Dataset excerpts
= Beginning of Section =
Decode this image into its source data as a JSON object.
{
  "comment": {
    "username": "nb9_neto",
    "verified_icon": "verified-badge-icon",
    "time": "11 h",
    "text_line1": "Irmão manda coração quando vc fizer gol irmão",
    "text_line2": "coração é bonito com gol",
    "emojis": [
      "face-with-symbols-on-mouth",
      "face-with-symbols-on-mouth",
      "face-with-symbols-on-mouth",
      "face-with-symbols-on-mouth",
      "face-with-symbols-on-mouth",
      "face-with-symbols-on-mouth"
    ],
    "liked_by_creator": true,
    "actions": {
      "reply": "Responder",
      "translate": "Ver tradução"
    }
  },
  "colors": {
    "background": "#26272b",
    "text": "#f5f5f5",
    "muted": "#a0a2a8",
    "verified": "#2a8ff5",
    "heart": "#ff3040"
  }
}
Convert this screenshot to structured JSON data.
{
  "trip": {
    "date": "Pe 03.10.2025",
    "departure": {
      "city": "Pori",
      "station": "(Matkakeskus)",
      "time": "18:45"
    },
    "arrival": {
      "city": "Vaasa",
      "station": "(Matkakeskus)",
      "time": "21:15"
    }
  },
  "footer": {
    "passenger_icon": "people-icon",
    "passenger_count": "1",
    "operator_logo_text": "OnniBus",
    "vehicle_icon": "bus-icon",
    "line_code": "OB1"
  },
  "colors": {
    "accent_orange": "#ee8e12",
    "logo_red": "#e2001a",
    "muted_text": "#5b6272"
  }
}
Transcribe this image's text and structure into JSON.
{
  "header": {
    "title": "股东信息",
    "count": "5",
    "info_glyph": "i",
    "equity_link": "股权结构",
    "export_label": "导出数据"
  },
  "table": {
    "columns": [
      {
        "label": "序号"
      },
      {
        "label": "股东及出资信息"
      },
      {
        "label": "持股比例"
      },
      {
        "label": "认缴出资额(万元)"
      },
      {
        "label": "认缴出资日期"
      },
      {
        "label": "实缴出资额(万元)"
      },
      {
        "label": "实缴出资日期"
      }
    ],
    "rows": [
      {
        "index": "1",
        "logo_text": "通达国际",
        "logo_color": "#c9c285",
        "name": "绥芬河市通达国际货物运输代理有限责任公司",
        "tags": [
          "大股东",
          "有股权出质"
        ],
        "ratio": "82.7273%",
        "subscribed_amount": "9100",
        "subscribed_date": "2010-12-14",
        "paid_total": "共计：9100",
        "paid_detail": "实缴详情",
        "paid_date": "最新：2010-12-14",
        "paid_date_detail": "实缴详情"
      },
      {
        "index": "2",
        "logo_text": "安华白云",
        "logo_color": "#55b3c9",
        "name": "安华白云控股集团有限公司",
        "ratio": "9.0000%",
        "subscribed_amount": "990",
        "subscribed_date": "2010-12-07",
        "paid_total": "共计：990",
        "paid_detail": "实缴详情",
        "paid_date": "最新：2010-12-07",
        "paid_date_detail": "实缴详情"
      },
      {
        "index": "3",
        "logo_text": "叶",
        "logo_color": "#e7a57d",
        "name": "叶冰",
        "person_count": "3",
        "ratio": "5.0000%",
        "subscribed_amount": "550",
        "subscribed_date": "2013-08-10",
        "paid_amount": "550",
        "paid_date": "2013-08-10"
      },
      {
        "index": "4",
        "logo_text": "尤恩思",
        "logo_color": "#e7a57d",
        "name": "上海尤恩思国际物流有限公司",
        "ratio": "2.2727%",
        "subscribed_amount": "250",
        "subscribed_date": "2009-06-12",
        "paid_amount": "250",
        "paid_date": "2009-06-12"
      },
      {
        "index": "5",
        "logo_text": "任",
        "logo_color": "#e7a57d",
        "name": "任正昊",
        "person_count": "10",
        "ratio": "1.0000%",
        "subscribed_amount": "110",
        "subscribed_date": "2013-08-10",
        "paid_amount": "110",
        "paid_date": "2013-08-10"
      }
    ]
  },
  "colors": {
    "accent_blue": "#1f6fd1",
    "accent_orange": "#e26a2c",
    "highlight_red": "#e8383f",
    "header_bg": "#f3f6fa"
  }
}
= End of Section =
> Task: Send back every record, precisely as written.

> Reply:
Decode this image into its source data as a JSON object.
{
  "comment": {
    "username": "nb9_neto",
    "verified_icon": "verified-badge-icon",
    "time": "11 h",
    "text_line1": "Irmão manda coração quando vc fizer gol irmão",
    "text_line2": "coração é bonito com gol",
    "emojis": [
      "face-with-symbols-on-mouth",
      "face-with-symbols-on-mouth",
      "face-with-symbols-on-mouth",
      "face-with-symbols-on-mouth",
      "face-with-symbols-on-mouth",
      "face-with-symbols-on-mouth"
    ],
    "liked_by_creator": true,
    "actions": {
      "reply": "Responder",
      "translate": "Ver tradução"
    }
  },
  "colors": {
    "background": "#26272b",
    "text": "#f5f5f5",
    "muted": "#a0a2a8",
    "verified": "#2a8ff5",
    "heart": "#ff3040"
  }
}
Convert this screenshot to structured JSON data.
{
  "trip": {
    "date": "Pe 03.10.2025",
    "departure": {
      "city": "Pori",
      "station": "(Matkakeskus)",
      "time": "18:45"
    },
    "arrival": {
      "city": "Vaasa",
      "station": "(Matkakeskus)",
      "time": "21:15"
    }
  },
  "footer": {
    "passenger_icon": "people-icon",
    "passenger_count": "1",
    "operator_logo_text": "OnniBus",
    "vehicle_icon": "bus-icon",
    "line_code": "OB1"
  },
  "colors": {
    "accent_orange": "#ee8e12",
    "logo_red": "#e2001a",
    "muted_text": "#5b6272"
  }
}
Transcribe this image's text and structure into JSON.
{
  "header": {
    "title": "股东信息",
    "count": "5",
    "info_glyph": "i",
    "equity_link": "股权结构",
    "export_label": "导出数据"
  },
  "table": {
    "columns": [
      {
        "label": "序号"
      },
      {
        "label": "股东及出资信息"
      },
      {
        "label": "持股比例"
      },
      {
        "label": "认缴出资额(万元)"
      },
      {
        "label": "认缴出资日期"
      },
      {
        "label": "实缴出资额(万元)"
      },
      {
        "label": "实缴出资日期"
      }
    ],
    "rows": [
      {
        "index": "1",
        "logo_text": "通达国际",
        "logo_color": "#c9c285",
        "name": "绥芬河市通达国际货物运输代理有限责任公司",
        "tags": [
          "大股东",
          "有股权出质"
        ],
        "ratio": "82.7273%",
        "subscribed_amount": "9100",
        "subscribed_date": "2010-12-14",
        "paid_total": "共计：9100",
        "paid_detail": "实缴详情",
        "paid_date": "最新：2010-12-14",
        "paid_date_detail": "实缴详情"
      },
      {
        "index": "2",
        "logo_text": "安华白云",
        "logo_color": "#55b3c9",
        "name": "安华白云控股集团有限公司",
        "ratio": "9.0000%",
        "subscribed_amount": "990",
        "subscribed_date": "2010-12-07",
        "paid_total": "共计：990",
        "paid_detail": "实缴详情",
        "paid_date": "最新：2010-12-07",
        "paid_date_detail": "实缴详情"
      },
      {
        "index": "3",
        "logo_text": "叶",
        "logo_color": "#e7a57d",
        "name": "叶冰",
        "person_count": "3",
        "ratio": "5.0000%",
        "subscribed_amount": "550",
        "subscribed_date": "2013-08-10",
        "paid_amount": "550",
        "paid_date": "2013-08-10"
      },
      {
        "index": "4",
        "logo_text": "尤恩思",
        "logo_color": "#e7a57d",
        "name": "上海尤恩思国际物流有限公司",
        "ratio": "2.2727%",
        "subscribed_amount": "250",
        "subscribed_date": "2009-06-12",
        "paid_amount": "250",
        "paid_date": "2009-06-12"
      },
      {
        "index": "5",
        "logo_text": "任",
        "logo_color": "#e7a57d",
        "name": "任正昊",
        "person_count": "10",
        "ratio": "1.0000%",
        "subscribed_amount": "110",
        "subscribed_date": "2013-08-10",
        "paid_amount": "110",
        "paid_date": "2013-08-10"
      }
    ]
  },
  "colors": {
    "accent_blue": "#1f6fd1",
    "accent_orange": "#e26a2c",
    "highlight_red": "#e8383f",
    "header_bg": "#f3f6fa"
  }
}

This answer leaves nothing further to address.